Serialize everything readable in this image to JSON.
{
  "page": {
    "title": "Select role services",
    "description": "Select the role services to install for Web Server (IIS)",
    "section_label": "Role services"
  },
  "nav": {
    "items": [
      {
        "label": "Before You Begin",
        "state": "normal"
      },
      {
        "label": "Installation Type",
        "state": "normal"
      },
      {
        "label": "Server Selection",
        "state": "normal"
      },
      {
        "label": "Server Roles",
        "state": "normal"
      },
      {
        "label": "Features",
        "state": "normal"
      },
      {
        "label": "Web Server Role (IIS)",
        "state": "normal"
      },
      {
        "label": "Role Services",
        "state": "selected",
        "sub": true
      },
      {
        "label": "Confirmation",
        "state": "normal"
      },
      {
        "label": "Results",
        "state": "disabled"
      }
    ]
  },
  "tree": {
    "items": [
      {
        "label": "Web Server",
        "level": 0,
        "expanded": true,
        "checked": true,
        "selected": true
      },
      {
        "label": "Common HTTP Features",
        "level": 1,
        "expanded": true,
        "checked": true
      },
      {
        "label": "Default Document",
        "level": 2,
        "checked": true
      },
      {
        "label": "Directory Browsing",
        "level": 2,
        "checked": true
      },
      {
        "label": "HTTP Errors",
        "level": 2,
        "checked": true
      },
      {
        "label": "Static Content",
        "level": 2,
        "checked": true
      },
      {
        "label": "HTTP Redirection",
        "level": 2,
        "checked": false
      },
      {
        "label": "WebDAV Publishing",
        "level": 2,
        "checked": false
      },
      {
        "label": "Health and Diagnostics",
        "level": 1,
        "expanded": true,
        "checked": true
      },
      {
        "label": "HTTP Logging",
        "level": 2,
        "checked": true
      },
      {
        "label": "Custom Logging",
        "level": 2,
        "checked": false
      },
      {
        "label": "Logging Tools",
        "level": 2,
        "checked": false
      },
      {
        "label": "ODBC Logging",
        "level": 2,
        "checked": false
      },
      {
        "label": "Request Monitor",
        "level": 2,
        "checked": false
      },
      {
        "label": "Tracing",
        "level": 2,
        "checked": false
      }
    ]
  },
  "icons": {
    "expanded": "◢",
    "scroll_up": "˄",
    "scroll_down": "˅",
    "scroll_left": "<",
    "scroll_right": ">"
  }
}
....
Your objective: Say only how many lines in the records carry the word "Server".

Solution: 5